For some reason I found the photograph of Sir John Oldham on Pulse’s front page vaguely irritating.
He is clearly not in the agonies of low self esteem. No doubt he’ll do an excellent job promoting such a reduction, but if he succeeds GPs will take a pay cut.
My practice carried out a pilot study on reducing unplanned admissions, so I can anticipate the techniques that might be proposed. The workload has to be huge to make any impression and a 20% reduction is pie in the sky. Given that unplanned admissions are increasing, most practices would need another full-time GP just to maintain the status quo.
There will be talk of using community matrons, specialist nurses and admission prevention packages, but while these resources are excellent they are not usually instantly available and certainly not at weekends and on bank holidays.
We all know of patients who are repeatedly admitted as emergencies and one or two of these can annihilate practice statistics. If practices were funded properly, a reduction in unplanned admissions could be achieved – not of 20%, but enough to make a net saving and have tremendous benefit for patients.
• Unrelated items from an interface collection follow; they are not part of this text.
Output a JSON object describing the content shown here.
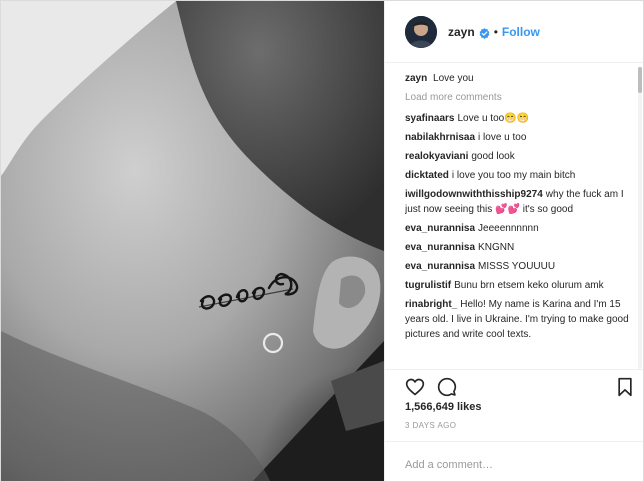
{
  "post": {
    "username": "zayn",
    "follow_label": "Follow",
    "separator": "•",
    "verified": true
  },
  "caption": {
    "user": "zayn",
    "text": "Love you"
  },
  "load_more_label": "Load more comments",
  "comments": [
    {
      "user": "syafinaars",
      "text": "Love u too😁😁"
    },
    {
      "user": "nabilakhrnisaa",
      "text": "i love u too"
    },
    {
      "user": "realokyaviani",
      "text": "good look"
    },
    {
      "user": "dicktated",
      "text": "i love you too my main bitch"
    },
    {
      "user": "iwillgodownwiththisship9274",
      "text": "why the fuck am I just now seeing this 💕💕 it's so good"
    },
    {
      "user": "eva_nurannisa",
      "text": "Jeeeennnnnn"
    },
    {
      "user": "eva_nurannisa",
      "text": "KNGNN"
    },
    {
      "user": "eva_nurannisa",
      "text": "MISSS YOUUUU"
    },
    {
      "user": "tugrulistif",
      "text": "Bunu brn etsem keko olurum amk"
    },
    {
      "user": "rinabright_",
      "text": "Hello! My name is Karina and I'm 15 years old. I live in Ukraine. I'm trying to make good pictures and write cool texts."
    }
  ],
  "likes": "1,566,649 likes",
  "timestamp": "3 DAYS AGO",
  "add_comment": {
    "placeholder": "Add a comment…"
  },
  "icons": {
    "like": "heart-icon",
    "comment": "speech-bubble-icon",
    "save": "bookmark-icon",
    "verified": "verified-badge-icon"
  },
  "colors": {
    "link_blue": "#3897f0",
    "verified_blue": "#3897f0",
    "muted_text": "#999999"
  },
  "photo": {
    "tattoo_text": "Love"
  }
}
But that funding is unlikely – which means more GP workload for the same primary care bill.
From Dr Adrian Hutton
GPs will be expected to cut unplanned admissions by a fifth